» **Prompt**
Write out the records below word for word, please.

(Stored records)
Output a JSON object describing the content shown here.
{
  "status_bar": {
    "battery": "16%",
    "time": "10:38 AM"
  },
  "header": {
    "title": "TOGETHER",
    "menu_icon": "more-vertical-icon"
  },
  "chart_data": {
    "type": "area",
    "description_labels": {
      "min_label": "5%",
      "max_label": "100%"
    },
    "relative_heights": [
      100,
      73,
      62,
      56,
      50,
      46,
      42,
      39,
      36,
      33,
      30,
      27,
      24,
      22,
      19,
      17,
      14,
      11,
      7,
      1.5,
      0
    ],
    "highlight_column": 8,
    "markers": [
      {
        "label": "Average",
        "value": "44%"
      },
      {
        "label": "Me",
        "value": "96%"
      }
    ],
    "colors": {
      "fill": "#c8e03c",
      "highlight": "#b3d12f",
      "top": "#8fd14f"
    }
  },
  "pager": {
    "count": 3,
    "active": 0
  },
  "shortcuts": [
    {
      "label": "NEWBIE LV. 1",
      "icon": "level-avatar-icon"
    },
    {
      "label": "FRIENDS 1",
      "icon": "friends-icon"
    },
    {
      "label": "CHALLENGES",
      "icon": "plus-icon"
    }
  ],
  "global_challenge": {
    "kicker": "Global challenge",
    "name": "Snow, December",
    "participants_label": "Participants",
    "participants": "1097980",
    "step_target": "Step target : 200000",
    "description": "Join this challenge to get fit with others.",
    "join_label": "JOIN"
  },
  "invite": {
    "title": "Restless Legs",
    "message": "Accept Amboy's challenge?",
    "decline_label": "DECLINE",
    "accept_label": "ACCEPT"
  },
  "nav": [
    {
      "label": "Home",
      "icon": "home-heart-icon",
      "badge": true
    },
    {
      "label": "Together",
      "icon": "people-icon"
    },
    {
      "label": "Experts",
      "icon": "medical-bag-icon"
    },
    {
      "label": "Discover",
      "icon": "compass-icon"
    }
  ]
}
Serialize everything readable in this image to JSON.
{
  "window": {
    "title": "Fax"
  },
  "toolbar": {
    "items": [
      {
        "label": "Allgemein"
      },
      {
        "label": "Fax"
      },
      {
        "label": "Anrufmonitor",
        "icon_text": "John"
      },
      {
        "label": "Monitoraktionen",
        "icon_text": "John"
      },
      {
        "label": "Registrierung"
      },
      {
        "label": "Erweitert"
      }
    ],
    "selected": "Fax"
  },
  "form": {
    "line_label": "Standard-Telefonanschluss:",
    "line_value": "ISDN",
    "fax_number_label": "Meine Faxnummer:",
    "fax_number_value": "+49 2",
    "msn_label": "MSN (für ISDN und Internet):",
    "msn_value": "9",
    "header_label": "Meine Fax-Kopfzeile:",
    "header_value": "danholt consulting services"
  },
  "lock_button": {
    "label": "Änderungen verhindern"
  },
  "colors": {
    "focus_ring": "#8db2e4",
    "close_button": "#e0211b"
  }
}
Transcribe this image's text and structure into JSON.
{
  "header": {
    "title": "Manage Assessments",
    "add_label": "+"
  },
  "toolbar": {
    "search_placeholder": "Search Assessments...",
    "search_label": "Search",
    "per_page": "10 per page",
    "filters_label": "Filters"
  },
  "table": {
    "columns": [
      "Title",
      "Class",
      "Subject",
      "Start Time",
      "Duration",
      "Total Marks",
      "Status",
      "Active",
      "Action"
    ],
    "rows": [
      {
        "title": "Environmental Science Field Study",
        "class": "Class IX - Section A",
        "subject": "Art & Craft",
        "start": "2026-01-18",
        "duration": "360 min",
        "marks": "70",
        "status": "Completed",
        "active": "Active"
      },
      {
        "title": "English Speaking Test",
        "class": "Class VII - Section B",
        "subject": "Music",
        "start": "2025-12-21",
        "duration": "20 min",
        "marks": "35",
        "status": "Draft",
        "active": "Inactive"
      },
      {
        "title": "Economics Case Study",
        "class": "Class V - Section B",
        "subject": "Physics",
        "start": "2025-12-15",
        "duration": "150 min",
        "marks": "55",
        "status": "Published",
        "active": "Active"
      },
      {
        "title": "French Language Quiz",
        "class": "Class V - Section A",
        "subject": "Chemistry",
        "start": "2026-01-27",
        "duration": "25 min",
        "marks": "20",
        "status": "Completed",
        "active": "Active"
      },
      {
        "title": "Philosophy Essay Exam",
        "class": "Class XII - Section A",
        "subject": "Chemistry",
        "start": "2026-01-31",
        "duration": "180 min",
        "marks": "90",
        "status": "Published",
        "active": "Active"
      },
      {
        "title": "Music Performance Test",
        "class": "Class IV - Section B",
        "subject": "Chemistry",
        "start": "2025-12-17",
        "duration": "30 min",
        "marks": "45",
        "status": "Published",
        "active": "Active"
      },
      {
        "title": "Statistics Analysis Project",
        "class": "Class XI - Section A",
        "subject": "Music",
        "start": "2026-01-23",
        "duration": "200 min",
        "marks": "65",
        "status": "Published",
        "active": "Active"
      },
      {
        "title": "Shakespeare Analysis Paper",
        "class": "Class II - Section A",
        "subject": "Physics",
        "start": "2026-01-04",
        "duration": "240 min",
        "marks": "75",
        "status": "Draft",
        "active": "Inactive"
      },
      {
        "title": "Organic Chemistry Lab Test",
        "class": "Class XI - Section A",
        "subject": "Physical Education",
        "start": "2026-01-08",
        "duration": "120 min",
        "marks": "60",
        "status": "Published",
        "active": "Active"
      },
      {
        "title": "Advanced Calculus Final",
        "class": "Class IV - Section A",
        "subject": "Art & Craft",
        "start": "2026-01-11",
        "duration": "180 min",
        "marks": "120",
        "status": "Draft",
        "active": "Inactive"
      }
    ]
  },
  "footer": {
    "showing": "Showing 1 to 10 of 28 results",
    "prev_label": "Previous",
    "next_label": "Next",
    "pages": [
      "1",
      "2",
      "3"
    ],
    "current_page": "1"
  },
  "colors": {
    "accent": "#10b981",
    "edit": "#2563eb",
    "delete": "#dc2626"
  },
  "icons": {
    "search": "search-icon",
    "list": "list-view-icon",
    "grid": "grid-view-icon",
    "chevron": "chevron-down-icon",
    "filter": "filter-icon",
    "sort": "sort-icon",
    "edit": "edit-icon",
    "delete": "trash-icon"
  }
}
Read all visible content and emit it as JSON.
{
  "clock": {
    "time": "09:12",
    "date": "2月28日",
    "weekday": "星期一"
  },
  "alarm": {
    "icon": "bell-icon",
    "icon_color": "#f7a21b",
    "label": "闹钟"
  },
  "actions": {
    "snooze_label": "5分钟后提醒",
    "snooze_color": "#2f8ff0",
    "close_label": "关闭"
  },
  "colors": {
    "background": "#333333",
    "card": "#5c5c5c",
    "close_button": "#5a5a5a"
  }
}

» **Exercise response**
Output a JSON object describing the content shown here.
{
  "status_bar": {
    "battery": "16%",
    "time": "10:38 AM"
  },
  "header": {
    "title": "TOGETHER",
    "menu_icon": "more-vertical-icon"
  },
  "chart_data": {
    "type": "area",
    "description_labels": {
      "min_label": "5%",
      "max_label": "100%"
    },
    "relative_heights": [
      100,
      73,
      62,
      56,
      50,
      46,
      42,
      39,
      36,
      33,
      30,
      27,
      24,
      22,
      19,
      17,
      14,
      11,
      7,
      1.5,
      0
    ],
    "highlight_column": 8,
    "markers": [
      {
        "label": "Average",
        "value": "44%"
      },
      {
        "label": "Me",
        "value": "96%"
      }
    ],
    "colors": {
      "fill": "#c8e03c",
      "highlight": "#b3d12f",
      "top": "#8fd14f"
    }
  },
  "pager": {
    "count": 3,
    "active": 0
  },
  "shortcuts": [
    {
      "label": "NEWBIE LV. 1",
      "icon": "level-avatar-icon"
    },
    {
      "label": "FRIENDS 1",
      "icon": "friends-icon"
    },
    {
      "label": "CHALLENGES",
      "icon": "plus-icon"
    }
  ],
  "global_challenge": {
    "kicker": "Global challenge",
    "name": "Snow, December",
    "participants_label": "Participants",
    "participants": "1097980",
    "step_target": "Step target : 200000",
    "description": "Join this challenge to get fit with others.",
    "join_label": "JOIN"
  },
  "invite": {
    "title": "Restless Legs",
    "message": "Accept Amboy's challenge?",
    "decline_label": "DECLINE",
    "accept_label": "ACCEPT"
  },
  "nav": [
    {
      "label": "Home",
      "icon": "home-heart-icon",
      "badge": true
    },
    {
      "label": "Together",
      "icon": "people-icon"
    },
    {
      "label": "Experts",
      "icon": "medical-bag-icon"
    },
    {
      "label": "Discover",
      "icon": "compass-icon"
    }
  ]
}
Serialize everything readable in this image to JSON.
{
  "window": {
    "title": "Fax"
  },
  "toolbar": {
    "items": [
      {
        "label": "Allgemein"
      },
      {
        "label": "Fax"
      },
      {
        "label": "Anrufmonitor",
        "icon_text": "John"
      },
      {
        "label": "Monitoraktionen",
        "icon_text": "John"
      },
      {
        "label": "Registrierung"
      },
      {
        "label": "Erweitert"
      }
    ],
    "selected": "Fax"
  },
  "form": {
    "line_label": "Standard-Telefonanschluss:",
    "line_value": "ISDN",
    "fax_number_label": "Meine Faxnummer:",
    "fax_number_value": "+49 2",
    "msn_label": "MSN (für ISDN und Internet):",
    "msn_value": "9",
    "header_label": "Meine Fax-Kopfzeile:",
    "header_value": "danholt consulting services"
  },
  "lock_button": {
    "label": "Änderungen verhindern"
  },
  "colors": {
    "focus_ring": "#8db2e4",
    "close_button": "#e0211b"
  }
}
Transcribe this image's text and structure into JSON.
{
  "header": {
    "title": "Manage Assessments",
    "add_label": "+"
  },
  "toolbar": {
    "search_placeholder": "Search Assessments...",
    "search_label": "Search",
    "per_page": "10 per page",
    "filters_label": "Filters"
  },
  "table": {
    "columns": [
      "Title",
      "Class",
      "Subject",
      "Start Time",
      "Duration",
      "Total Marks",
      "Status",
      "Active",
      "Action"
    ],
    "rows": [
      {
        "title": "Environmental Science Field Study",
        "class": "Class IX - Section A",
        "subject": "Art & Craft",
        "start": "2026-01-18",
        "duration": "360 min",
        "marks": "70",
        "status": "Completed",
        "active": "Active"
      },
      {
        "title": "English Speaking Test",
        "class": "Class VII - Section B",
        "subject": "Music",
        "start": "2025-12-21",
        "duration": "20 min",
        "marks": "35",
        "status": "Draft",
        "active": "Inactive"
      },
      {
        "title": "Economics Case Study",
        "class": "Class V - Section B",
        "subject": "Physics",
        "start": "2025-12-15",
        "duration": "150 min",
        "marks": "55",
        "status": "Published",
        "active": "Active"
      },
      {
        "title": "French Language Quiz",
        "class": "Class V - Section A",
        "subject": "Chemistry",
        "start": "2026-01-27",
        "duration": "25 min",
        "marks": "20",
        "status": "Completed",
        "active": "Active"
      },
      {
        "title": "Philosophy Essay Exam",
        "class": "Class XII - Section A",
        "subject": "Chemistry",
        "start": "2026-01-31",
        "duration": "180 min",
        "marks": "90",
        "status": "Published",
        "active": "Active"
      },
      {
        "title": "Music Performance Test",
        "class": "Class IV - Section B",
        "subject": "Chemistry",
        "start": "2025-12-17",
        "duration": "30 min",
        "marks": "45",
        "status": "Published",
        "active": "Active"
      },
      {
        "title": "Statistics Analysis Project",
        "class": "Class XI - Section A",
        "subject": "Music",
        "start": "2026-01-23",
        "duration": "200 min",
        "marks": "65",
        "status": "Published",
        "active": "Active"
      },
      {
        "title": "Shakespeare Analysis Paper",
        "class": "Class II - Section A",
        "subject": "Physics",
        "start": "2026-01-04",
        "duration": "240 min",
        "marks": "75",
        "status": "Draft",
        "active": "Inactive"
      },
      {
        "title": "Organic Chemistry Lab Test",
        "class": "Class XI - Section A",
        "subject": "Physical Education",
        "start": "2026-01-08",
        "duration": "120 min",
        "marks": "60",
        "status": "Published",
        "active": "Active"
      },
      {
        "title": "Advanced Calculus Final",
        "class": "Class IV - Section A",
        "subject": "Art & Craft",
        "start": "2026-01-11",
        "duration": "180 min",
        "marks": "120",
        "status": "Draft",
        "active": "Inactive"
      }
    ]
  },
  "footer": {
    "showing": "Showing 1 to 10 of 28 results",
    "prev_label": "Previous",
    "next_label": "Next",
    "pages": [
      "1",
      "2",
      "3"
    ],
    "current_page": "1"
  },
  "colors": {
    "accent": "#10b981",
    "edit": "#2563eb",
    "delete": "#dc2626"
  },
  "icons": {
    "search": "search-icon",
    "list": "list-view-icon",
    "grid": "grid-view-icon",
    "chevron": "chevron-down-icon",
    "filter": "filter-icon",
    "sort": "sort-icon",
    "edit": "edit-icon",
    "delete": "trash-icon"
  }
}
Read all visible content and emit it as JSON.
{
  "clock": {
    "time": "09:12",
    "date": "2月28日",
    "weekday": "星期一"
  },
  "alarm": {
    "icon": "bell-icon",
    "icon_color": "#f7a21b",
    "label": "闹钟"
  },
  "actions": {
    "snooze_label": "5分钟后提醒",
    "snooze_color": "#2f8ff0",
    "close_label": "关闭"
  },
  "colors": {
    "background": "#333333",
    "card": "#5c5c5c",
    "close_button": "#5a5a5a"
  }
}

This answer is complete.